Work task: Retype each record exactly, please. Skip none.

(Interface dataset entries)

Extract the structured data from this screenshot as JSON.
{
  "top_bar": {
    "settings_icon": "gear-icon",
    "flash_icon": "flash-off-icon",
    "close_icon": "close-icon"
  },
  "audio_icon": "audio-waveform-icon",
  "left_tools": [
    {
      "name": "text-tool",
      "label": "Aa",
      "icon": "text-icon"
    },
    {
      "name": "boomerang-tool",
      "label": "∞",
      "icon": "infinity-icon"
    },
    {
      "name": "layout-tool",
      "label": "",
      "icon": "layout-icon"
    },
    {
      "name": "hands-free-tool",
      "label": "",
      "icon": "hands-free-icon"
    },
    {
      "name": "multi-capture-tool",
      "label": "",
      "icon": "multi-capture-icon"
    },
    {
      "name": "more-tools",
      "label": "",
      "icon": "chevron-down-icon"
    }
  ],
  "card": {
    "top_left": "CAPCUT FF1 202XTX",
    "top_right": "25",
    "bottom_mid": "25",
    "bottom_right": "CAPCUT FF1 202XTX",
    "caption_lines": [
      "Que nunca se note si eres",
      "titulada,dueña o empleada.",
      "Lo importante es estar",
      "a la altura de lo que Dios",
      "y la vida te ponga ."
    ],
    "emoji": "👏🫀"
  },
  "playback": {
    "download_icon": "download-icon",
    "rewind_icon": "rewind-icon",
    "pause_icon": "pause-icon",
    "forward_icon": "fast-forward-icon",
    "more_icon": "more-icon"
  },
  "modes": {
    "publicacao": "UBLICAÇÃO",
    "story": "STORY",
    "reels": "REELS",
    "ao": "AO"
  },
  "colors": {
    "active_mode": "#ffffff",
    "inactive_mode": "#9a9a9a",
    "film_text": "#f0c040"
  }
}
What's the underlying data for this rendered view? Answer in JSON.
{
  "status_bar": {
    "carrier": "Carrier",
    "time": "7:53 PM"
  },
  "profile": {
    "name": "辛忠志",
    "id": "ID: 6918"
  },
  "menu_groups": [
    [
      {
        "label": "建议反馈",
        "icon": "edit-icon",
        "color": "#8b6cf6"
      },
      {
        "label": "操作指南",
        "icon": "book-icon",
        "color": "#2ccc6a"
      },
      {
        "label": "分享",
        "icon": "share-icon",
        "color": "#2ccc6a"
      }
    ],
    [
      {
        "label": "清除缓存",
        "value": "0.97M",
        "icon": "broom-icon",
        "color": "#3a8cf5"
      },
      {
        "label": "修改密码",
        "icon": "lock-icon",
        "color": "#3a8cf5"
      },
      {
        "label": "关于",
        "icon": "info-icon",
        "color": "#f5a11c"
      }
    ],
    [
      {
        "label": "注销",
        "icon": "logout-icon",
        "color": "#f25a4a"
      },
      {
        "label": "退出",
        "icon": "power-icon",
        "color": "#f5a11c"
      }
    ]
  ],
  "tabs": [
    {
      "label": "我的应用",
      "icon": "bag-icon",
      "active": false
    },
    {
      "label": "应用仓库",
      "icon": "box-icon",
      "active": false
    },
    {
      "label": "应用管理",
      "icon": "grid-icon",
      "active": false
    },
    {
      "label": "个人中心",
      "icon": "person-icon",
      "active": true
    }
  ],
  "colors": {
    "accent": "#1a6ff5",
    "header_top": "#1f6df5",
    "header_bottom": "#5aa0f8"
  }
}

Reply to the task:
Extract the structured data from this screenshot as JSON.
{
  "top_bar": {
    "settings_icon": "gear-icon",
    "flash_icon": "flash-off-icon",
    "close_icon": "close-icon"
  },
  "audio_icon": "audio-waveform-icon",
  "left_tools": [
    {
      "name": "text-tool",
      "label": "Aa",
      "icon": "text-icon"
    },
    {
      "name": "boomerang-tool",
      "label": "∞",
      "icon": "infinity-icon"
    },
    {
      "name": "layout-tool",
      "label": "",
      "icon": "layout-icon"
    },
    {
      "name": "hands-free-tool",
      "label": "",
      "icon": "hands-free-icon"
    },
    {
      "name": "multi-capture-tool",
      "label": "",
      "icon": "multi-capture-icon"
    },
    {
      "name": "more-tools",
      "label": "",
      "icon": "chevron-down-icon"
    }
  ],
  "card": {
    "top_left": "CAPCUT FF1 202XTX",
    "top_right": "25",
    "bottom_mid": "25",
    "bottom_right": "CAPCUT FF1 202XTX",
    "caption_lines": [
      "Que nunca se note si eres",
      "titulada,dueña o empleada.",
      "Lo importante es estar",
      "a la altura de lo que Dios",
      "y la vida te ponga ."
    ],
    "emoji": "👏🫀"
  },
  "playback": {
    "download_icon": "download-icon",
    "rewind_icon": "rewind-icon",
    "pause_icon": "pause-icon",
    "forward_icon": "fast-forward-icon",
    "more_icon": "more-icon"
  },
  "modes": {
    "publicacao": "UBLICAÇÃO",
    "story": "STORY",
    "reels": "REELS",
    "ao": "AO"
  },
  "colors": {
    "active_mode": "#ffffff",
    "inactive_mode": "#9a9a9a",
    "film_text": "#f0c040"
  }
}
What's the underlying data for this rendered view? Answer in JSON.
{
  "status_bar": {
    "carrier": "Carrier",
    "time": "7:53 PM"
  },
  "profile": {
    "name": "辛忠志",
    "id": "ID: 6918"
  },
  "menu_groups": [
    [
      {
        "label": "建议反馈",
        "icon": "edit-icon",
        "color": "#8b6cf6"
      },
      {
        "label": "操作指南",
        "icon": "book-icon",
        "color": "#2ccc6a"
      },
      {
        "label": "分享",
        "icon": "share-icon",
        "color": "#2ccc6a"
      }
    ],
    [
      {
        "label": "清除缓存",
        "value": "0.97M",
        "icon": "broom-icon",
        "color": "#3a8cf5"
      },
      {
        "label": "修改密码",
        "icon": "lock-icon",
        "color": "#3a8cf5"
      },
      {
        "label": "关于",
        "icon": "info-icon",
        "color": "#f5a11c"
      }
    ],
    [
      {
        "label": "注销",
        "icon": "logout-icon",
        "color": "#f25a4a"
      },
      {
        "label": "退出",
        "icon": "power-icon",
        "color": "#f5a11c"
      }
    ]
  ],
  "tabs": [
    {
      "label": "我的应用",
      "icon": "bag-icon",
      "active": false
    },
    {
      "label": "应用仓库",
      "icon": "box-icon",
      "active": false
    },
    {
      "label": "应用管理",
      "icon": "grid-icon",
      "active": false
    },
    {
      "label": "个人中心",
      "icon": "person-icon",
      "active": true
    }
  ],
  "colors": {
    "accent": "#1a6ff5",
    "header_top": "#1f6df5",
    "header_bottom": "#5aa0f8"
  }
}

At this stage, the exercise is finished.